Punishment in Dog Training

Hannah Ruess . Sunday, March 05, 2017 . Comments
Punishment in Dog Training

The use of punishment in dog training is an ongoing debate among animal trainers and experts. Despite positive dog training techniques becoming more common, there are still lots of physical force based training techniques in use by dog trainers and handlers around the world.

Some of the reasons being; dog training books, seminars and information found on the internet and TV, promoting punishing techniques to control the dog.

Let's define punishment:

Punishment is a consequence that weakens behaviour and may decrease the likelihood of a behaviour to occur again in the future. Punishment comes in two forms.

Negative punishment is done by taking or withholding something the dog values, therefore weakens the behaviour in the future. For instance, you withholding a reward (treat, praise, toy) for non-compliance.

Positive punishment is doing something to the dog, to decrease the likelihood of a behaviour occurring in the future. For instance, physical leash correction and psychological pressure.

Now having the knowledge; what punishment should you use to train your dog?

It is scientifically proven that the most humane and effective approach is a combination of positive reinforcement (not discussed in the blog but will be coming soon) and negative punishment (withholding an expected reward). 

If this is applied correctly there is no need for the use of harsh and aversive training techniques such as psychological pressure, harsh leash correction uses of aversive equipment, electric shock, shouting and grabbing the dog by the neck to name a few.

It is also proven that aversive punishment does not help the dog to overcome the root cause. For example resource guarding, anxiety, fear and aggression. It rather suppresses the undesired behaviour or makes it worse.

This could cause fearful learning. the dog thinks that the punishment it receives is for something other that the unwanted behaviour. This is especially true if the dog is being punished after the fact. This could also lead to avoidance behaviour because the dog does not trust the owner, certain situations and/or events. If the dog is living in an aversive environment with a lot of punishment training, it might give up. Not moving for fear of doing wrong thing and receiving punishment, equals being safe. If the punishment is severe it turns into abuse and the dog can suffer physical injury, which also leads to fear and aggression.

Punishment based training can also make your dog resent you. It is important to be able to read your dogs emotional state, so you will know if (s)he is uncomfortable. anxious or fearful. Here are some signs of those:

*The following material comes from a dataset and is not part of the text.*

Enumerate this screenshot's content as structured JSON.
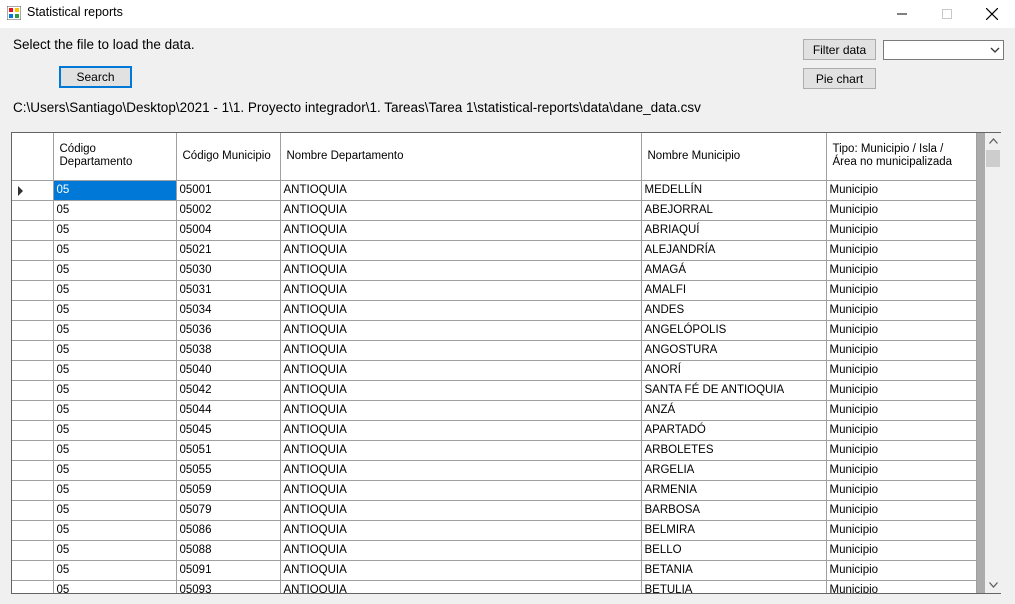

  • licking the nose (when no food nearby)
  • head turn
  • whale eye (whites showing, like in photo)
  • Brow furrowed, ears to side (see photo)
  • Yawning (when shouldn't be tired)
  • panting (when not hot or thirsty)
  • moving in slow motion
  • hypervigilant (looking in many directions)
  • moving away
  • cowering
  • pacing
  • freezing 
Punishment also has a huge effect on the punisher because they believe that his or her method works because the dog may stop his unwanted behaviour for short time and they may misread the change in the dog's emotional state as learning. the punisher also receives gratification due to the brief pause of the annoying behaviour. Punishment could also reinforce the unwanted behaviour especially if we deal with attention seeking behaviours, that's why so many people struggle to change jumping and barking behaviours.
If you choose to use punishment it should never be used without giving the animal further information so that learning can take place.

Although there are many negative effects,  positive punishment can be used. if there is threatening moment where you need to stop a behaviour to avoid danger or save lives. 

In conclusion, punishment is the infliction or event of an aversive consequence. It has far to many ramifications on the dog, the unwanted behaviour and the punisher. It could destroy your relationship with your dog and won't allow you to build a bond based on trust!
Copyright Pawsitive K9 Behaviour. Please seek our permission prior to reproducing this article in any way but feel free to link directly to this page if you wish to use this content - thanks!


Did you find this article helpful? We'd love to hear your feedback below

Back to Blog
Blog Home Page